[8] Shima v. Brown, 78 U.S.App.D.C. 268, 140 F.2d 337, cert. denied, 318 U.S. 787, 63 S. Ct. 982, 87 L. Ed. 1154 (1943), was cited in support of the text's reference to the court's discretion in these matters. United States v. Equitable Trust Co., 283 U.S. 738, 746, 51 S. Ct. 639, 75 L. Ed. 1379, 1385 (1931), was referred to in regard to the relevancy of the character of the litigation; and Roden v. Empire Printing Co., 16 Alaska 28, 33-34, 135 F. Supp. 665, 667 (D.C.Alaska 1955), was used for purposes of comparing respective lengths of trial and awards of attorneys' fees. In Roden plaintiffs had recovered $15,000 in damages for libel.

In his opinion Judge Walter Hodge wrote:

A schedule of such attorneys' fees which are ordinarily fixed unless the Court, in its discretion, otherwise directs, is provided by Rule 45, Uniform Rules of the District Court for the District of Alaska. * * * This amount [$800] seems hardly sufficient in view of the extensive trial lasting six full days and the obvious extensive preparation for trial. Not being bound by the schedule, we feel that a fee of $1,000 should be justly allowed.

[9] 391 P.2d 951 (Alaska 1964).

[10] Id. at 954.

[11] 398 P.2d 997 (Alaska 1965).

[12] Id. at 1000.

[13] 399 P.2d 433, 437 (Alaska 1965).

[14] Davidsen v. Kirkland, 362 P.2d 1068 (Alaska 1961).

[15] Preferred Gen. Agency, Inc. v. Raffetto, 391 P.2d 951 (Alaska 1964).

[16] 413 P.2d 169 (Alaska 1966).

[17] Id. at 179.

[18] As part of this argument appellant additionally contends that he is without ability to respond to the judgment (being a career military noncommissioned officer) excepting to the extent of his liability insurance coverage of $20,000 for each person and $40,000 total limitation for each accident.

[19] Mention should also be made of appellant's assertion that "there is justification for believing the sole purpose for trial to be the substantially increased dollar recovery by way of attorney's fees exceeding the basic policy limit."

[20] Appellees cite Fairbanks Publishing Co. v. Francisco, 390 P.2d 784, 798 (Alaska 1964), for the proposition that "neither the appellant nor the appellee may use their poverty to prevent or enhance the assessment of proper damages and costs."

[21] 391 P.2d 951, 954 (Alaska 1964).

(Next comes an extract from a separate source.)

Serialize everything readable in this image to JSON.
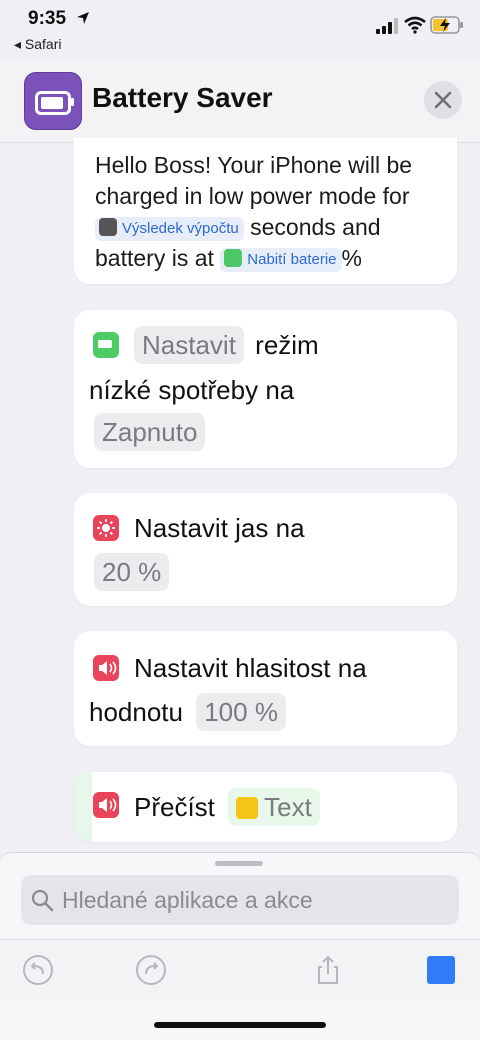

[22] We agree with appellees' position that the collectibility of the judgment is not relevant to resolution of these issues. We also note that several of appellant's arguments are analogous to ones which were rejected by this court in Liberty Nat'l Ins. Co. v. Eberhart, 398 P.2d 997 (Alaska 1965). In that case appellant attempted to limit its liability for attorney's fees to a pro rata share based on its policy limits, and also attempted to argue for reduction of attorney's fees from the fact that his insured made an offer of settlement.